Many others have made this point with regard to economic policy analysis, calling out pundits and economists alike who continue to get away with taking contradictory stances on the appropriate course of economic policy. So let’s clear a couple of things up.
It begins with a simple question: do you believe that taxes and the level of government spending impact economic activity? I do, and certainly most economists and political pundits would agree. But this means that you must believe in this impact regardless of the direction of the impact! That is, if you believe increasing government spending would impact the economy (typically we assume this is a positive impact), then you should also believe that decreasing government spending would (negatively) impact the economy.

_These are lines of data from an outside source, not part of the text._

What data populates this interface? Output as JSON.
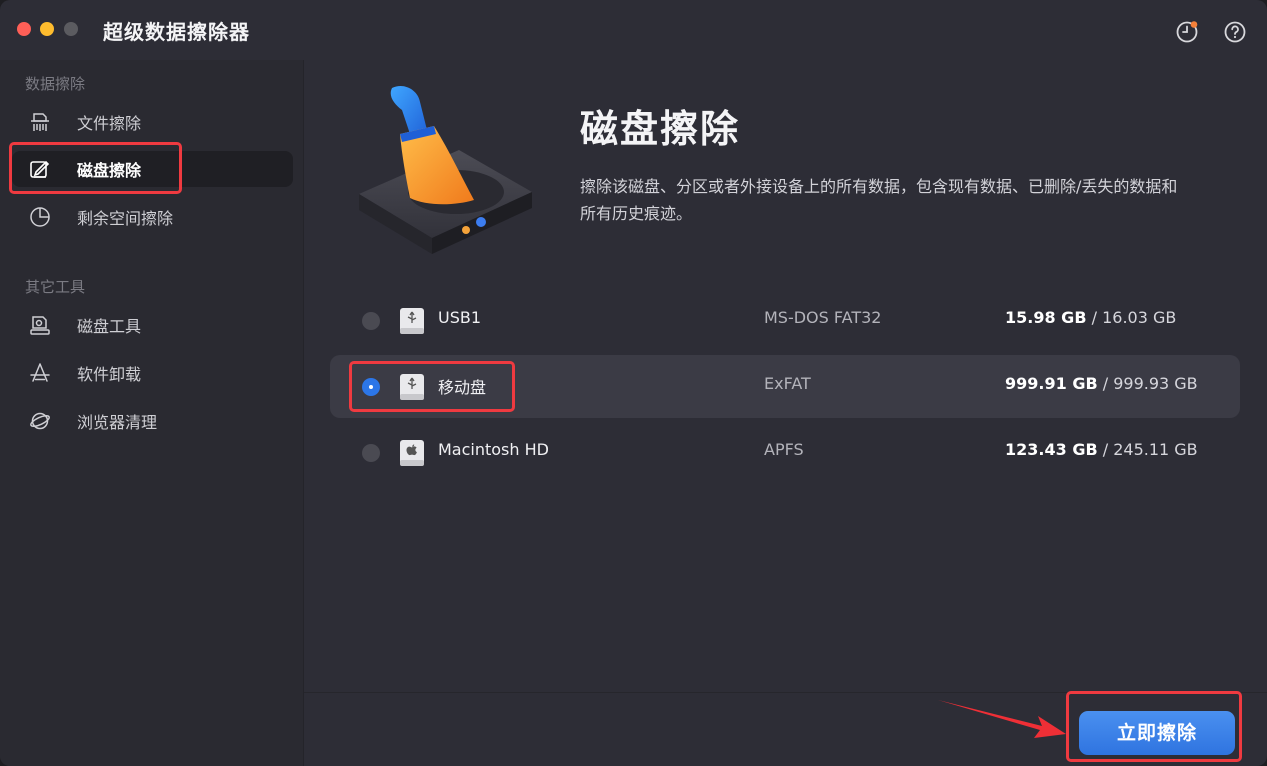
{
  "app": {
    "title": "超级数据擦除器"
  },
  "sidebar": {
    "sections": [
      {
        "label": "数据擦除"
      },
      {
        "label": "其它工具"
      }
    ],
    "items": [
      {
        "label": "文件擦除",
        "icon": "shredder-icon"
      },
      {
        "label": "磁盘擦除",
        "icon": "disk-erase-icon",
        "active": true
      },
      {
        "label": "剩余空间擦除",
        "icon": "pie-chart-icon"
      },
      {
        "label": "磁盘工具",
        "icon": "disk-tool-icon"
      },
      {
        "label": "软件卸载",
        "icon": "uninstall-icon"
      },
      {
        "label": "浏览器清理",
        "icon": "browser-icon"
      }
    ]
  },
  "main": {
    "title": "磁盘擦除",
    "description": "擦除该磁盘、分区或者外接设备上的所有数据，包含现有数据、已删除/丢失的数据和所有历史痕迹。",
    "drives": [
      {
        "name": "USB1",
        "filesystem": "MS-DOS FAT32",
        "free": "15.98 GB",
        "total": " / 16.03 GB",
        "selected": false,
        "icon": "usb-drive-icon"
      },
      {
        "name": "移动盘",
        "filesystem": "ExFAT",
        "free": "999.91 GB",
        "total": " / 999.93 GB",
        "selected": true,
        "icon": "usb-drive-icon"
      },
      {
        "name": "Macintosh HD",
        "filesystem": "APFS",
        "free": "123.43 GB",
        "total": " / 245.11 GB",
        "selected": false,
        "icon": "apple-drive-icon"
      }
    ],
    "erase_button": "立即擦除"
  },
  "colors": {
    "accent": "#2f74e0",
    "highlight": "#ef3a40",
    "background": "#2d2d36",
    "sidebar": "#2a2a31"
  }
}
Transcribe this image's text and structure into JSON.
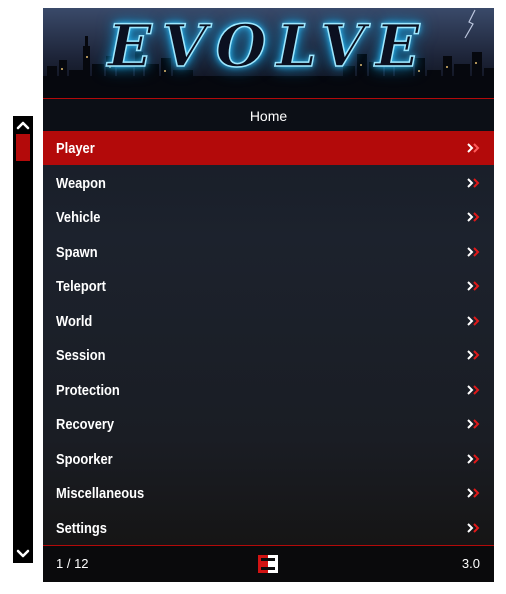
{
  "banner": {
    "title": "EVOLVE"
  },
  "header": {
    "title": "Home"
  },
  "menu": {
    "selected_index": 0,
    "items": [
      {
        "label": "Player"
      },
      {
        "label": "Weapon"
      },
      {
        "label": "Vehicle"
      },
      {
        "label": "Spawn"
      },
      {
        "label": "Teleport"
      },
      {
        "label": "World"
      },
      {
        "label": "Session"
      },
      {
        "label": "Protection"
      },
      {
        "label": "Recovery"
      },
      {
        "label": "Spoorker"
      },
      {
        "label": "Miscellaneous"
      },
      {
        "label": "Settings"
      }
    ]
  },
  "footer": {
    "page_indicator": "1 / 12",
    "version": "3.0",
    "logo_icon": "evolve-logo-icon"
  },
  "colors": {
    "accent": "#b30a0a",
    "title_glow": "#38c8ff"
  }
}
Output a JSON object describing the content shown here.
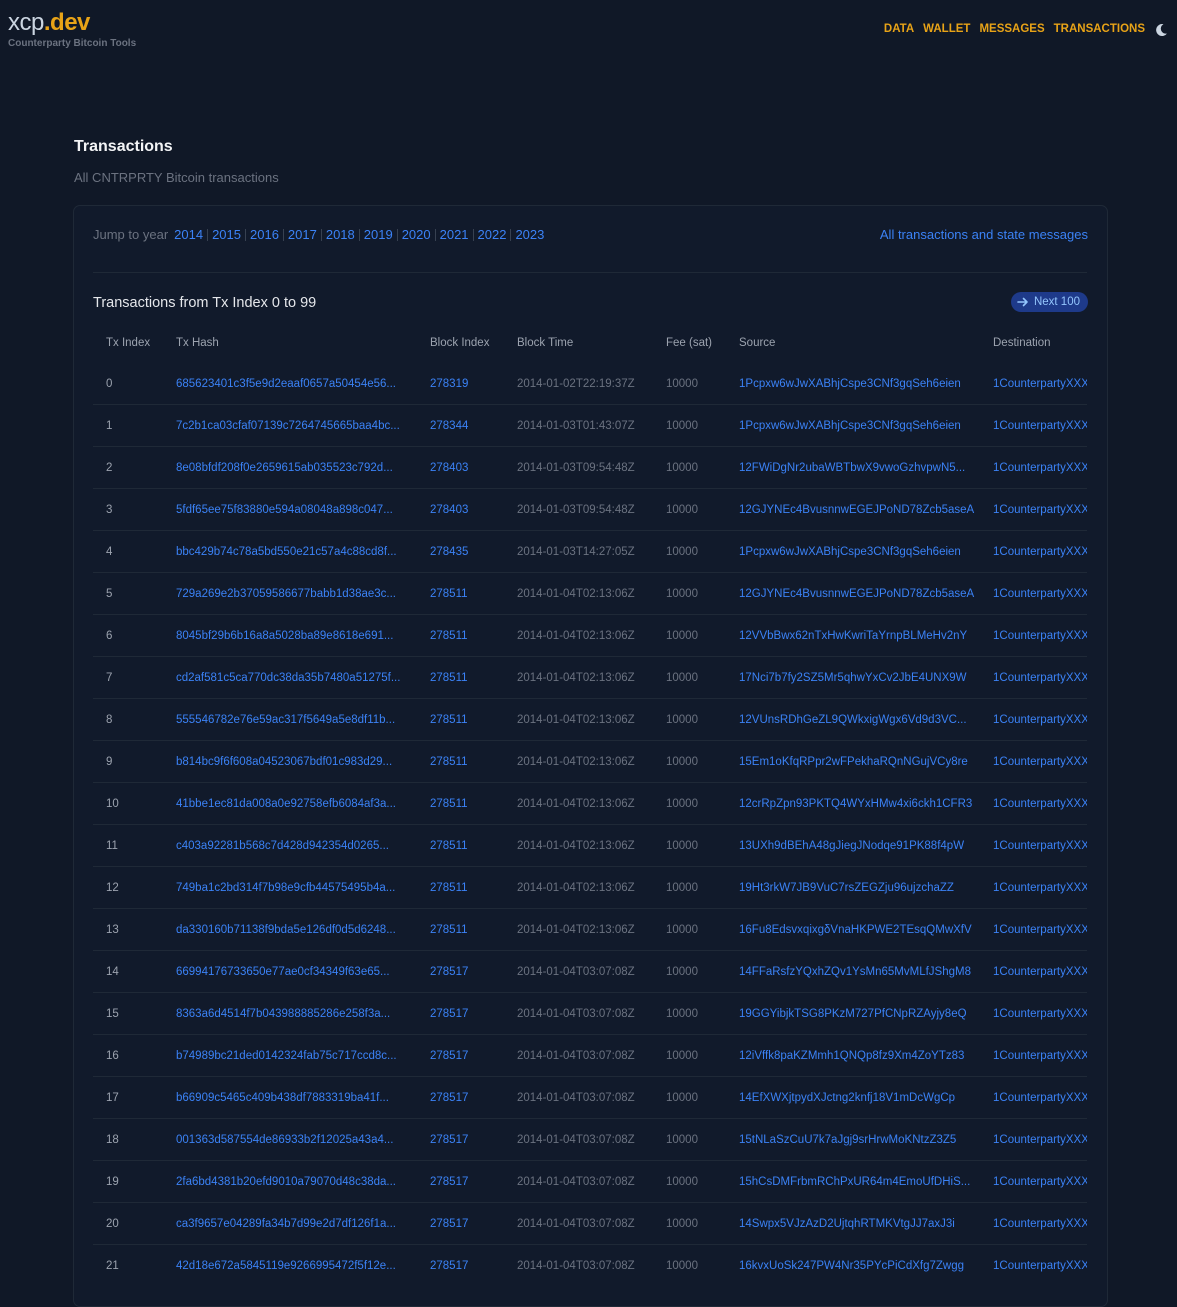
{
  "header": {
    "logo_part1": "xcp",
    "logo_part2": ".dev",
    "tagline": "Counterparty Bitcoin Tools",
    "nav": [
      "DATA",
      "WALLET",
      "MESSAGES",
      "TRANSACTIONS"
    ]
  },
  "page": {
    "title": "Transactions",
    "subtitle": "All CNTRPRTY Bitcoin transactions"
  },
  "jump": {
    "label": "Jump to year",
    "years": [
      "2014",
      "2015",
      "2016",
      "2017",
      "2018",
      "2019",
      "2020",
      "2021",
      "2022",
      "2023"
    ],
    "all_link": "All transactions and state messages"
  },
  "table": {
    "title": "Transactions from Tx Index 0 to 99",
    "next_label": "Next 100",
    "columns": [
      "Tx Index",
      "Tx Hash",
      "Block Index",
      "Block Time",
      "Fee (sat)",
      "Source",
      "Destination"
    ],
    "rows": [
      [
        "0",
        "685623401c3f5e9d2eaaf0657a50454e56...",
        "278319",
        "2014-01-02T22:19:37Z",
        "10000",
        "1Pcpxw6wJwXABhjCspe3CNf3gqSeh6eien",
        "1CounterpartyXXX"
      ],
      [
        "1",
        "7c2b1ca03cfaf07139c7264745665baa4bc...",
        "278344",
        "2014-01-03T01:43:07Z",
        "10000",
        "1Pcpxw6wJwXABhjCspe3CNf3gqSeh6eien",
        "1CounterpartyXXX"
      ],
      [
        "2",
        "8e08bfdf208f0e2659615ab035523c792d...",
        "278403",
        "2014-01-03T09:54:48Z",
        "10000",
        "12FWiDgNr2ubaWBTbwX9vwoGzhvpwN5...",
        "1CounterpartyXXX"
      ],
      [
        "3",
        "5fdf65ee75f83880e594a08048a898c047...",
        "278403",
        "2014-01-03T09:54:48Z",
        "10000",
        "12GJYNEc4BvusnnwEGEJPoND78Zcb5aseA",
        "1CounterpartyXXX"
      ],
      [
        "4",
        "bbc429b74c78a5bd550e21c57a4c88cd8f...",
        "278435",
        "2014-01-03T14:27:05Z",
        "10000",
        "1Pcpxw6wJwXABhjCspe3CNf3gqSeh6eien",
        "1CounterpartyXXX"
      ],
      [
        "5",
        "729a269e2b37059586677babb1d38ae3c...",
        "278511",
        "2014-01-04T02:13:06Z",
        "10000",
        "12GJYNEc4BvusnnwEGEJPoND78Zcb5aseA",
        "1CounterpartyXXX"
      ],
      [
        "6",
        "8045bf29b6b16a8a5028ba89e8618e691...",
        "278511",
        "2014-01-04T02:13:06Z",
        "10000",
        "12VVbBwx62nTxHwKwriTaYrnpBLMeHv2nY",
        "1CounterpartyXXX"
      ],
      [
        "7",
        "cd2af581c5ca770dc38da35b7480a51275f...",
        "278511",
        "2014-01-04T02:13:06Z",
        "10000",
        "17Nci7b7fy2SZ5Mr5qhwYxCv2JbE4UNX9W",
        "1CounterpartyXXX"
      ],
      [
        "8",
        "555546782e76e59ac317f5649a5e8df11b...",
        "278511",
        "2014-01-04T02:13:06Z",
        "10000",
        "12VUnsRDhGeZL9QWkxigWgx6Vd9d3VC...",
        "1CounterpartyXXX"
      ],
      [
        "9",
        "b814bc9f6f608a04523067bdf01c983d29...",
        "278511",
        "2014-01-04T02:13:06Z",
        "10000",
        "15Em1oKfqRPpr2wFPekhaRQnNGujVCy8re",
        "1CounterpartyXXX"
      ],
      [
        "10",
        "41bbe1ec81da008a0e92758efb6084af3a...",
        "278511",
        "2014-01-04T02:13:06Z",
        "10000",
        "12crRpZpn93PKTQ4WYxHMw4xi6ckh1CFR3",
        "1CounterpartyXXX"
      ],
      [
        "11",
        "c403a92281b568c7d428d942354d0265...",
        "278511",
        "2014-01-04T02:13:06Z",
        "10000",
        "13UXh9dBEhA48gJiegJNodqe91PK88f4pW",
        "1CounterpartyXXX"
      ],
      [
        "12",
        "749ba1c2bd314f7b98e9cfb44575495b4a...",
        "278511",
        "2014-01-04T02:13:06Z",
        "10000",
        "19Ht3rkW7JB9VuC7rsZEGZju96ujzchaZZ",
        "1CounterpartyXXX"
      ],
      [
        "13",
        "da330160b71138f9bda5e126df0d5d6248...",
        "278511",
        "2014-01-04T02:13:06Z",
        "10000",
        "16Fu8EdsvxqixgδVnaHKPWE2TEsqQMwXfV",
        "1CounterpartyXXX"
      ],
      [
        "14",
        "66994176733650e77ae0cf34349f63e65...",
        "278517",
        "2014-01-04T03:07:08Z",
        "10000",
        "14FFaRsfzYQxhZQv1YsMn65MvMLfJShgM8",
        "1CounterpartyXXX"
      ],
      [
        "15",
        "8363a6d4514f7b043988885286e258f3a...",
        "278517",
        "2014-01-04T03:07:08Z",
        "10000",
        "19GGYibjkTSG8PKzM727PfCNpRZAyjy8eQ",
        "1CounterpartyXXX"
      ],
      [
        "16",
        "b74989bc21ded0142324fab75c717ccd8c...",
        "278517",
        "2014-01-04T03:07:08Z",
        "10000",
        "12iVffk8paKZMmh1QNQp8fz9Xm4ZoYTz83",
        "1CounterpartyXXX"
      ],
      [
        "17",
        "b66909c5465c409b438df7883319ba41f...",
        "278517",
        "2014-01-04T03:07:08Z",
        "10000",
        "14EfXWXjtpydXJctng2knfj18V1mDcWgCp",
        "1CounterpartyXXX"
      ],
      [
        "18",
        "001363d587554de86933b2f12025a43a4...",
        "278517",
        "2014-01-04T03:07:08Z",
        "10000",
        "15tNLaSzCuU7k7aJgj9srHrwMoKNtzZ3Z5",
        "1CounterpartyXXX"
      ],
      [
        "19",
        "2fa6bd4381b20efd9010a79070d48c38da...",
        "278517",
        "2014-01-04T03:07:08Z",
        "10000",
        "15hCsDMFrbmRChPxUR64m4EmoUfDHiS...",
        "1CounterpartyXXX"
      ],
      [
        "20",
        "ca3f9657e04289fa34b7d99e2d7df126f1a...",
        "278517",
        "2014-01-04T03:07:08Z",
        "10000",
        "14Swpx5VJzAzD2UjtqhRTMKVtgJJ7axJ3i",
        "1CounterpartyXXX"
      ],
      [
        "21",
        "42d18e672a5845119e9266995472f5f12e...",
        "278517",
        "2014-01-04T03:07:08Z",
        "10000",
        "16kvxUoSk247PW4Nr35PYcPiCdXfg7Zwgg",
        "1CounterpartyXXX"
      ]
    ]
  }
}
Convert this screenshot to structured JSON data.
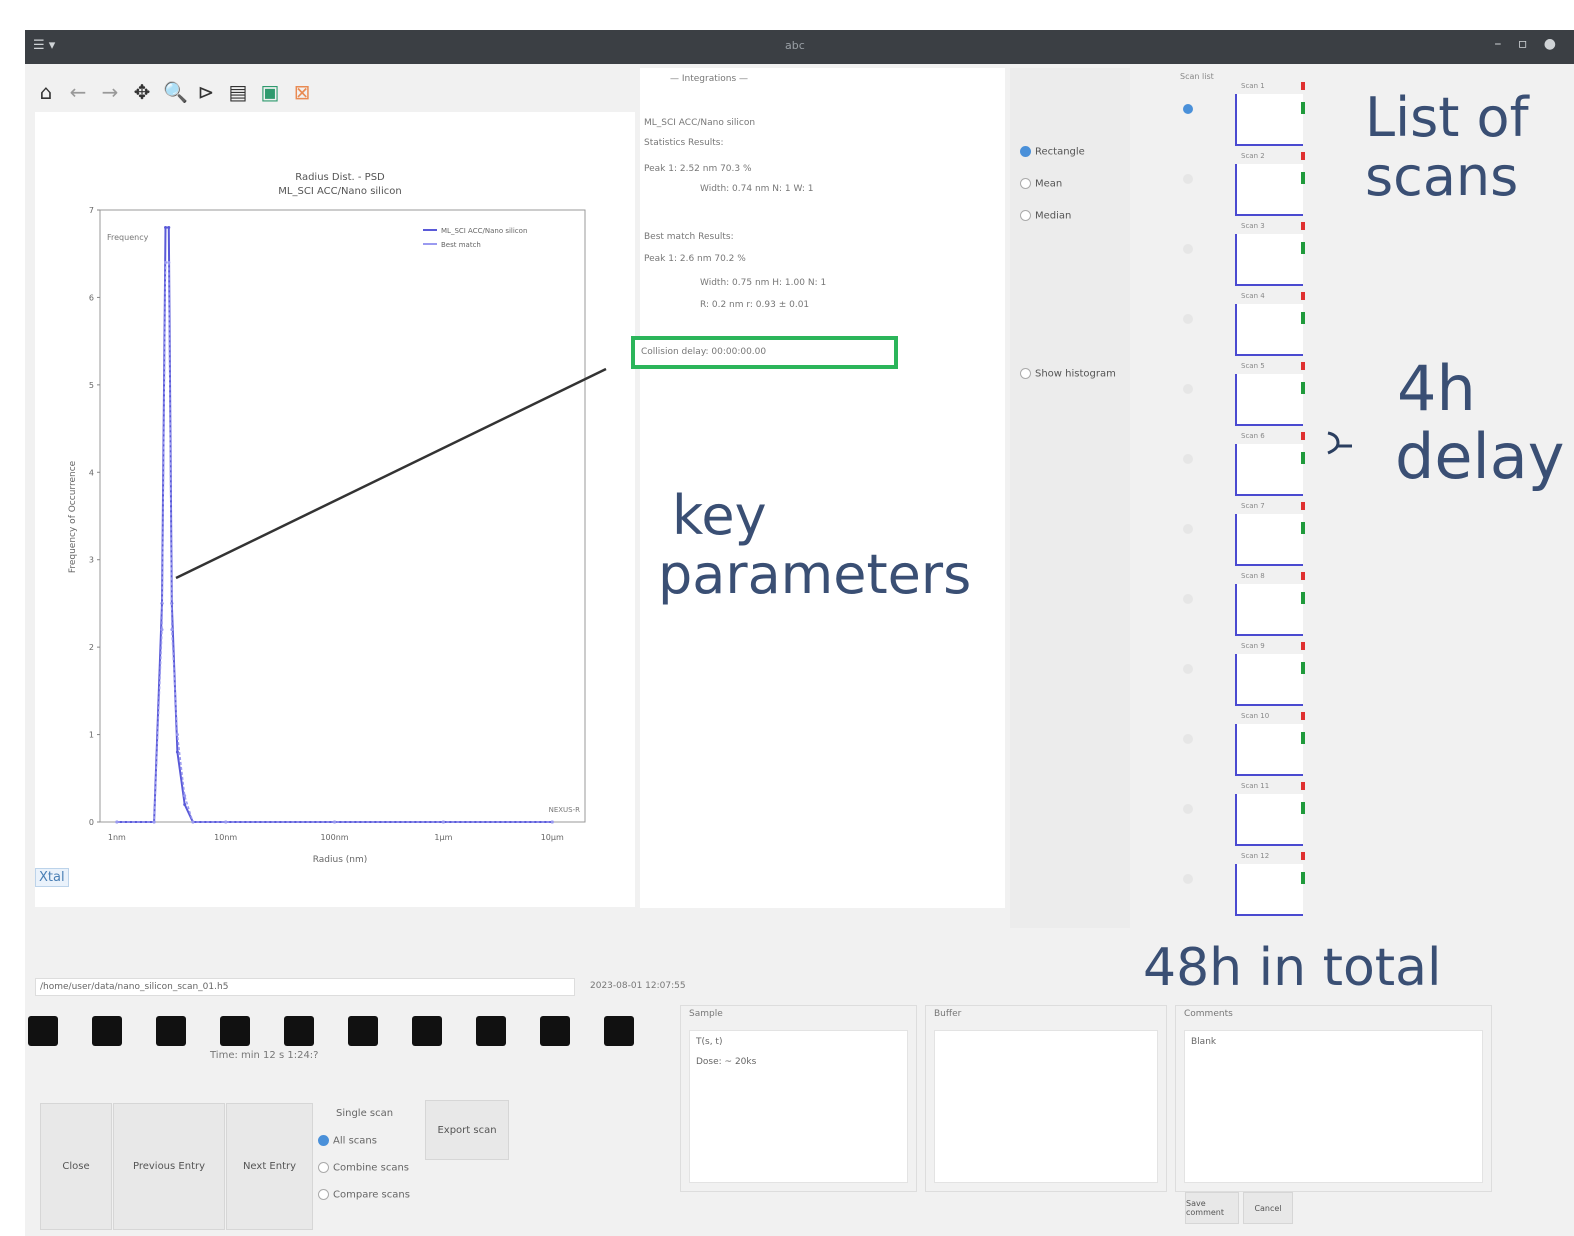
{
  "window": {
    "title": "abc",
    "left_glyphs": "☰ ▾",
    "right_glyphs": "– ▫ ●"
  },
  "toolbar": {
    "icons": [
      "home-icon",
      "back-icon",
      "forward-icon",
      "pan-icon",
      "zoom-icon",
      "subplots-icon",
      "save-icon",
      "export-icon",
      "clear-icon"
    ]
  },
  "plot": {
    "title_line1": "Radius Dist. - PSD",
    "title_line2": "ML_SCI ACC/Nano silicon",
    "legend": [
      "ML_SCI ACC/Nano silicon",
      "Best match"
    ],
    "ylabel": "Frequency of Occurrence",
    "xlabel": "Radius (nm)",
    "xticks": [
      "1nm",
      "10nm",
      "100nm",
      "1μm",
      "10μm"
    ],
    "yticks": [
      "0",
      "1",
      "2",
      "3",
      "4",
      "5",
      "6",
      "7"
    ],
    "corner_label": "Frequency",
    "footer_right": "NEXUS-R",
    "toggle_label": "Xtal"
  },
  "chart_data": {
    "type": "line",
    "title": "Radius Dist. - PSD",
    "subtitle": "ML_SCI ACC/Nano silicon",
    "xlabel": "Radius (nm)",
    "ylabel": "Frequency of Occurrence",
    "x_scale": "log",
    "xlim": [
      0.7,
      20000
    ],
    "ylim": [
      0,
      7
    ],
    "series": [
      {
        "name": "ML_SCI ACC/Nano silicon",
        "x": [
          1,
          2.2,
          2.6,
          2.8,
          3.0,
          3.2,
          3.6,
          4.2,
          5,
          10,
          100,
          1000,
          10000
        ],
        "y": [
          0,
          0,
          2.5,
          6.8,
          6.8,
          2.5,
          0.8,
          0.2,
          0,
          0,
          0,
          0,
          0
        ]
      },
      {
        "name": "Best match",
        "x": [
          1,
          2.2,
          2.6,
          2.8,
          3.0,
          3.2,
          3.6,
          4.2,
          5,
          10,
          100,
          1000,
          10000
        ],
        "y": [
          0,
          0,
          2.2,
          6.4,
          6.4,
          2.2,
          1.0,
          0.3,
          0,
          0,
          0,
          0,
          0
        ]
      }
    ],
    "grid": false,
    "legend_position": "top-right"
  },
  "results": {
    "header": "— Integrations —",
    "lines": [
      "ML_SCI ACC/Nano silicon",
      "Statistics Results:",
      "Peak 1: 2.52 nm  70.3 %",
      "      Width: 0.74 nm  N: 1  W: 1",
      "",
      "Best match Results:",
      "Peak 1: 2.6 nm  70.2 %",
      "      Width: 0.75 nm  H: 1.00  N: 1",
      "      R: 0.2 nm  r: 0.93 ± 0.01"
    ],
    "highlight": "Collision delay: 00:00:00.00"
  },
  "radio": {
    "options": [
      "Rectangle",
      "Mean",
      "Median"
    ],
    "selected": 0,
    "extra": "Show histogram"
  },
  "scans": {
    "label": "Scan list",
    "items": [
      {
        "label": "Scan 1",
        "checked": true
      },
      {
        "label": "Scan 2",
        "checked": false
      },
      {
        "label": "Scan 3",
        "checked": false
      },
      {
        "label": "Scan 4",
        "checked": false
      },
      {
        "label": "Scan 5",
        "checked": false
      },
      {
        "label": "Scan 6",
        "checked": false
      },
      {
        "label": "Scan 7",
        "checked": false
      },
      {
        "label": "Scan 8",
        "checked": false
      },
      {
        "label": "Scan 9",
        "checked": false
      },
      {
        "label": "Scan 10",
        "checked": false
      },
      {
        "label": "Scan 11",
        "checked": false
      },
      {
        "label": "Scan 12",
        "checked": false
      }
    ]
  },
  "annotations": {
    "list_of_scans_1": "List of",
    "list_of_scans_2": "scans",
    "delay_4h_1": "4h",
    "delay_4h_2": "delay",
    "brace": "}",
    "key_1": "key",
    "key_2": "parameters",
    "total_48h": "48h in total"
  },
  "file": {
    "path": "/home/user/data/nano_silicon_scan_01.h5",
    "meta": "2023-08-01 12:07:55"
  },
  "time_row": "Time: min  12  s  1:24:?",
  "buttons": {
    "close": "Close",
    "previous": "Previous Entry",
    "next": "Next Entry",
    "export": "Export scan"
  },
  "modes": {
    "options": [
      "Single scan",
      "All scans",
      "Combine scans",
      "Compare scans"
    ],
    "selected": 1
  },
  "groups": {
    "sample_title": "Sample",
    "sample_lines": [
      "T(s, t)",
      "Dose: ~ 20ks"
    ],
    "buffer_title": "Buffer",
    "comments_title": "Comments",
    "comments_lines": [
      "Blank"
    ],
    "save_comment": "Save comment",
    "cancel": "Cancel"
  }
}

Seems simple enough. If a policy has an impact, then it has an impact – independent of the degree of good or bad it generates as a consequence. Simple enough, of course, until a group of economists comes along to 1) decry the notion of fiscal stimulus as being able to aid in the economic recovery (suggesting they denounce the idea that government spending on goods and services can in fact impact the economy) and then 2) express outrage at the impending threat of the “fiscal cliff” from which large cuts in government spending would supposedly have a tremendous negative impact on the economy! So government spending can’t help but can only hurt? Positive spending is meaningless, but negative spending is catastrophic? This kind of thinking is sadly inconsistent. [I’ll try not to jump to the conclusion that these individuals’ goals are philosophically aimed to reduce the size of government, but it is a notion difficult to resist.]
In other words, you can’t be Keynesian just sometimes, or just when it is convenient. Every time I hear a politician simultaneously campaign on “Government spending isn’t the answer to creating jobs!” and “If we close down this facility which produces ships for the Navy, we will be losing jobs!”, I cringe. It is precisely because the government is buying those ships that workers at the facility have jobs! Too often, our discourse is in black and white (Government good! Government bad!), when in reality, there are far more shades of grey. Even if you philosophically don’t want to accept that the government can create jobs, it’s tough to deny that they do. Unless, of course, you are speaking to a teachers’ union or federal military contractors. Then the hypocrisy flows all too easily.